The city led the world in ropemaking and the production of linen and tobacco. Its shipbuilding industry was also thriving, with a workforce of around 15,000.
All of these factors were pivotal in Belfast becoming the site for the building of the infamous Titanic.
At Titanic Belfast the city’s — and indeed Ulster’s — most popular tourism attraction, you’ll learn about the evolution of Belfast as well as that of the ill-fated ocean liner itself.
Another treasure trove of history can be found at the Ulster Museum where there are plenty of ancient and modern history exhibitions that tell the story of how this part of Ireland evolved over the centuries.
Fermanagh’s Lake Country
Take a boat ride on Fermanagh’s beautiful lakes and you’ll soon find yourself on one of its intriguing islands.

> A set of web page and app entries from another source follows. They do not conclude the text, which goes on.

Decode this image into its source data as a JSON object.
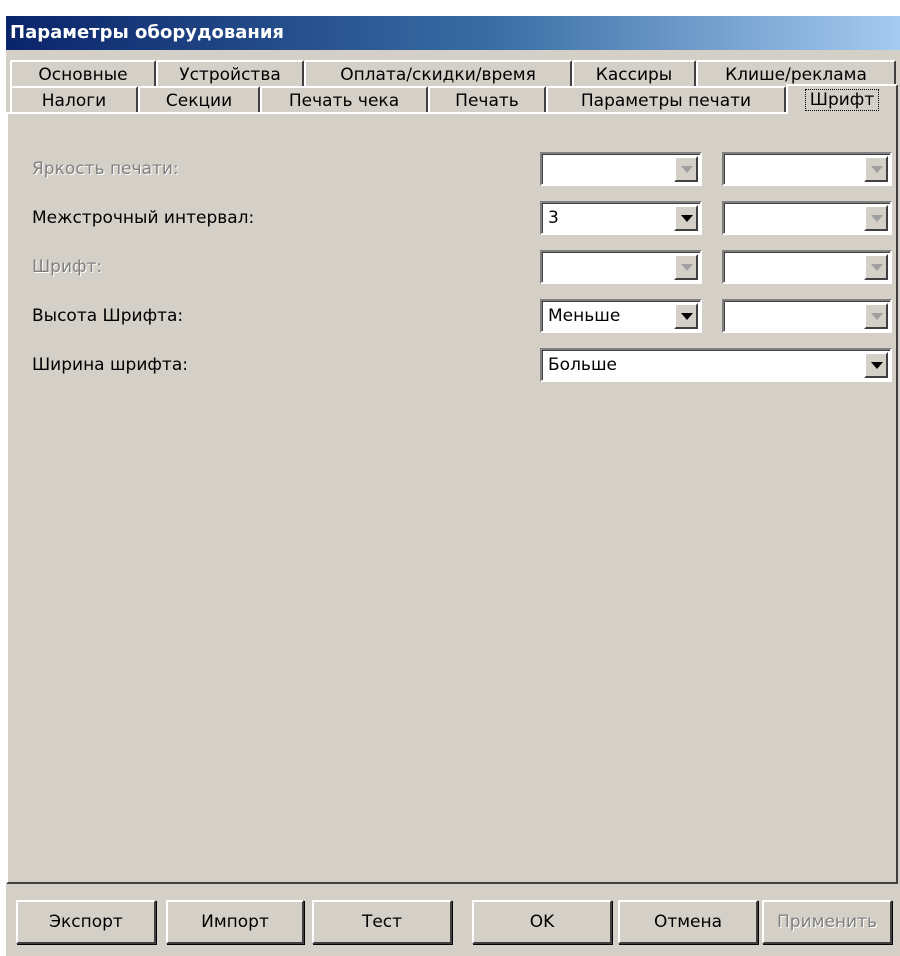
{
  "window": {
    "title": "Параметры оборудования"
  },
  "tabs_row1": [
    {
      "label": "Основные"
    },
    {
      "label": "Устройства"
    },
    {
      "label": "Оплата/скидки/время"
    },
    {
      "label": "Кассиры"
    },
    {
      "label": "Клише/реклама"
    }
  ],
  "tabs_row2": [
    {
      "label": "Налоги"
    },
    {
      "label": "Секции"
    },
    {
      "label": "Печать чека"
    },
    {
      "label": "Печать"
    },
    {
      "label": "Параметры печати"
    },
    {
      "label": "Шрифт",
      "active": true
    }
  ],
  "fields": [
    {
      "label": "Яркость печати:",
      "enabled": false,
      "value1": "",
      "value2": ""
    },
    {
      "label": "Межстрочный интервал:",
      "enabled": true,
      "value1": "3",
      "value2": ""
    },
    {
      "label": "Шрифт:",
      "enabled": false,
      "value1": "",
      "value2": ""
    },
    {
      "label": "Высота Шрифта:",
      "enabled": true,
      "value1": "Меньше",
      "value2": ""
    },
    {
      "label": "Ширина шрифта:",
      "enabled": true,
      "value1": "Больше"
    }
  ],
  "buttons": {
    "export": "Экспорт",
    "import": "Импорт",
    "test": "Тест",
    "ok": "OK",
    "cancel": "Отмена",
    "apply": "Применить"
  }
}
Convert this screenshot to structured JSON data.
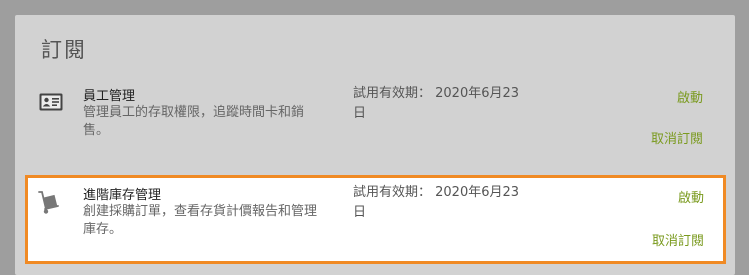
{
  "section": {
    "title": "訂閱"
  },
  "subscriptions": [
    {
      "name": "員工管理",
      "description": "管理員工的存取權限，追蹤時間卡和銷售。",
      "trial": "試用有效期： 2020年6月23日",
      "launch_label": "啟動",
      "cancel_label": "取消訂閱",
      "icon": "id-card-icon"
    },
    {
      "name": "進階庫存管理",
      "description": "創建採購訂單，查看存貨計價報告和管理庫存。",
      "trial": "試用有效期： 2020年6月23日",
      "launch_label": "啟動",
      "cancel_label": "取消訂閱",
      "icon": "hand-truck-icon"
    }
  ],
  "colors": {
    "accent": "#7a9a1e",
    "highlight": "#f08a24",
    "panel": "#d2d2d2",
    "backdrop": "#9e9e9e"
  }
}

Devenish Island is the site of a sixth-century monastic settlement that contains one of the finest examples of a 12th-century round tower on the island of Ireland.
Within the monastic walls, you’ll find the oratory of Saint Molaise, who established the monastery.
The Devenish monastery became a center of scholarship and learning that was raided by the Vikings in 837 and burned centuries later in 1157.
High Energy Attractions
If high-entry activities interest you, Northern Ireland has plenty to offer.
Some of them include Todd’s Leap, where blindfold driving, ziplining, paintballing, clay pigeon shooting, archery, and more are available.
Experienced mountain bike enthusiasts should check out the bike trails in Davagh Forest near Cookstown, while high-octane rides and leisurely cycles are both available at the beautiful Blessingbourne Country Estate near Fivemiletown.
All of the attractions above are located in Co. Tyrone.